» **TASK INSTRUCTIONS**
Please print every record below exactly as it appears, but leave out the pictures.

(SUPPLIED MATERIAL Opens)

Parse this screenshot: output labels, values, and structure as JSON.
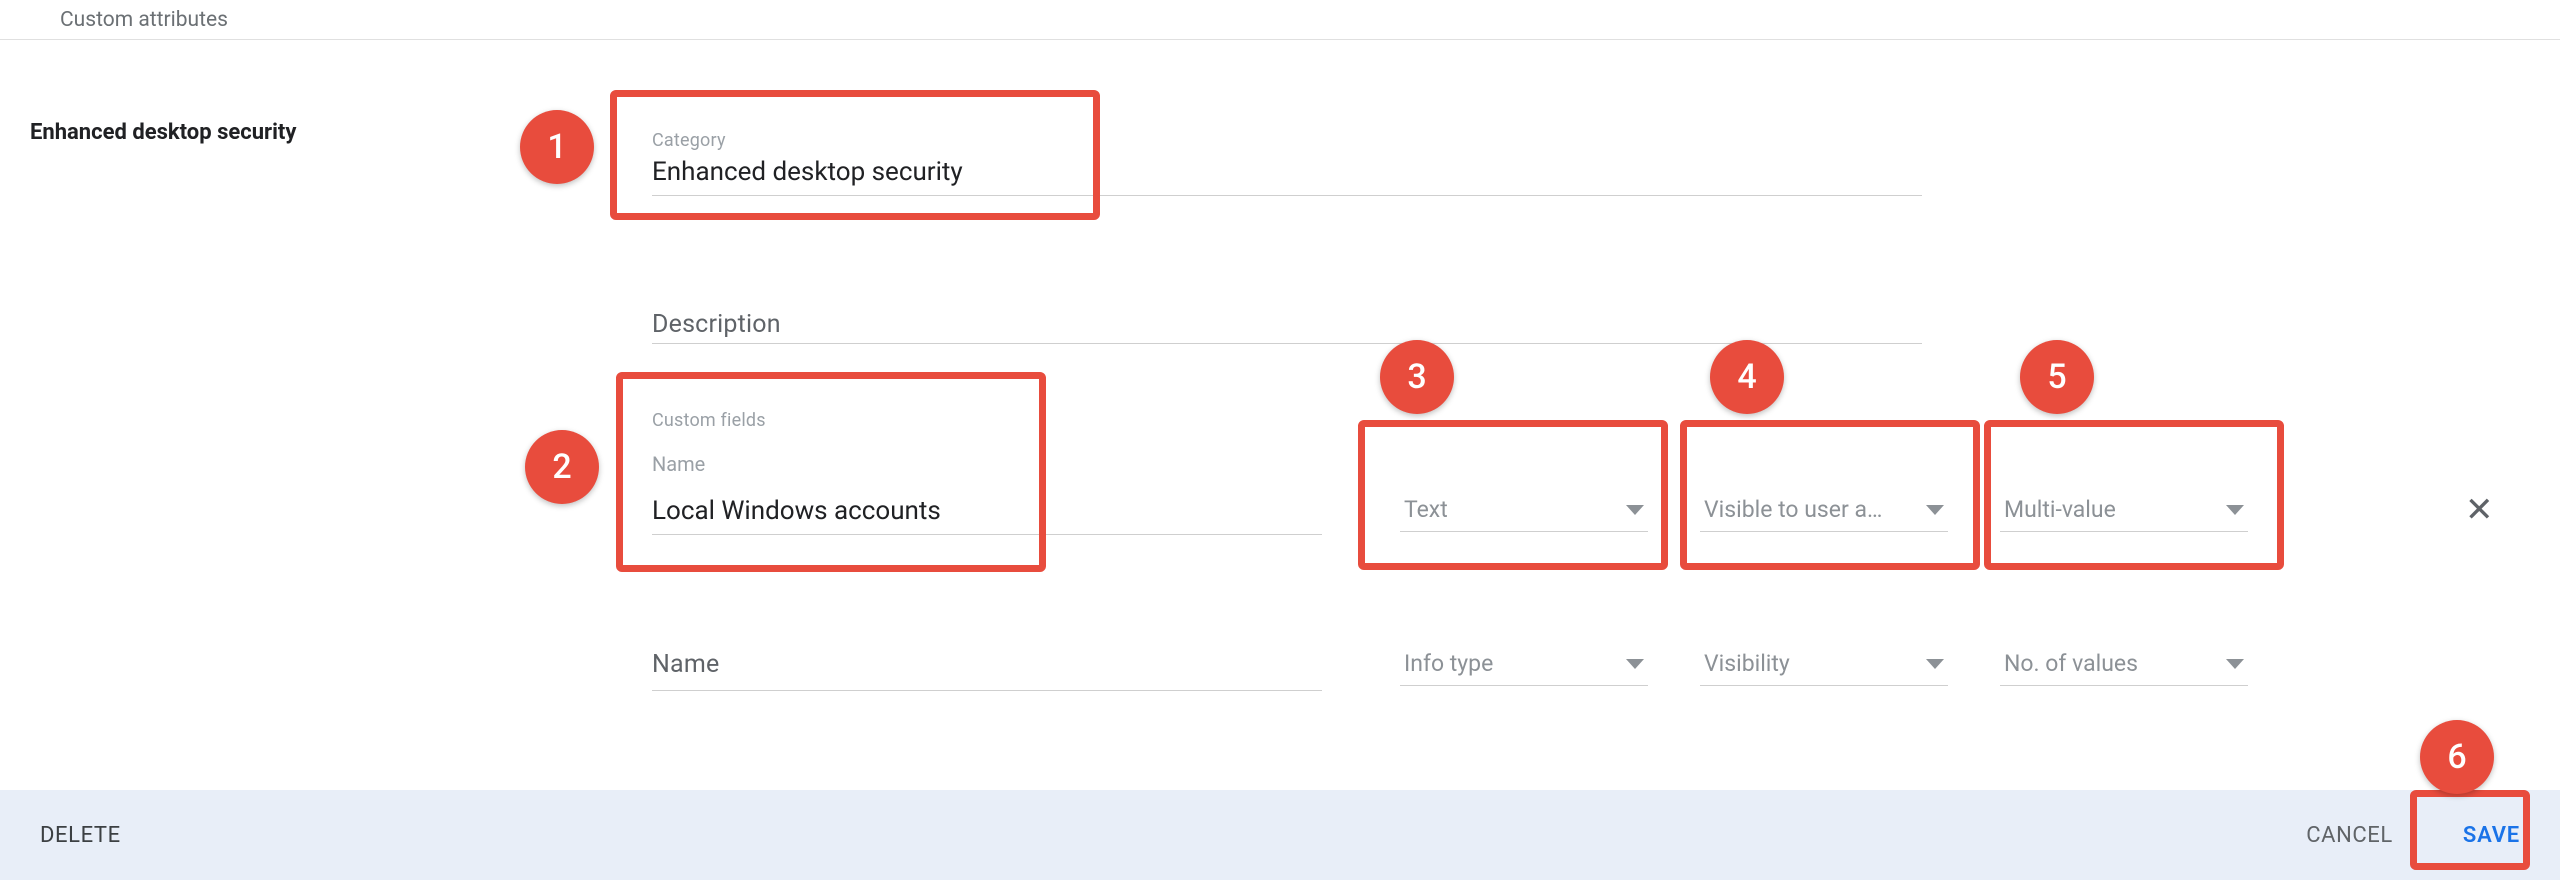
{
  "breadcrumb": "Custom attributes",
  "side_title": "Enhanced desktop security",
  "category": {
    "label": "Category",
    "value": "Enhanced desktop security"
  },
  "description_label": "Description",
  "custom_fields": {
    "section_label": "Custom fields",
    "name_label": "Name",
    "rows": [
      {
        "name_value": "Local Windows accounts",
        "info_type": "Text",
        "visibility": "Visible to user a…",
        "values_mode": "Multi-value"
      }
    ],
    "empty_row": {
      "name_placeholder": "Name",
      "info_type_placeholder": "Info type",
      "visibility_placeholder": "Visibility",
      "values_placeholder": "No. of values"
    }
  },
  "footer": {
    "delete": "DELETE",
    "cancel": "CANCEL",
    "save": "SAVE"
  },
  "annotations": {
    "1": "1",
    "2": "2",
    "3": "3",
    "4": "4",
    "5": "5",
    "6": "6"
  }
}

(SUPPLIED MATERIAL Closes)

» **WRITTEN RESPONSE**
Parse this screenshot: output labels, values, and structure as JSON.
{
  "breadcrumb": "Custom attributes",
  "side_title": "Enhanced desktop security",
  "category": {
    "label": "Category",
    "value": "Enhanced desktop security"
  },
  "description_label": "Description",
  "custom_fields": {
    "section_label": "Custom fields",
    "name_label": "Name",
    "rows": [
      {
        "name_value": "Local Windows accounts",
        "info_type": "Text",
        "visibility": "Visible to user a…",
        "values_mode": "Multi-value"
      }
    ],
    "empty_row": {
      "name_placeholder": "Name",
      "info_type_placeholder": "Info type",
      "visibility_placeholder": "Visibility",
      "values_placeholder": "No. of values"
    }
  },
  "footer": {
    "delete": "DELETE",
    "cancel": "CANCEL",
    "save": "SAVE"
  },
  "annotations": {
    "1": "1",
    "2": "2",
    "3": "3",
    "4": "4",
    "5": "5",
    "6": "6"
  }
}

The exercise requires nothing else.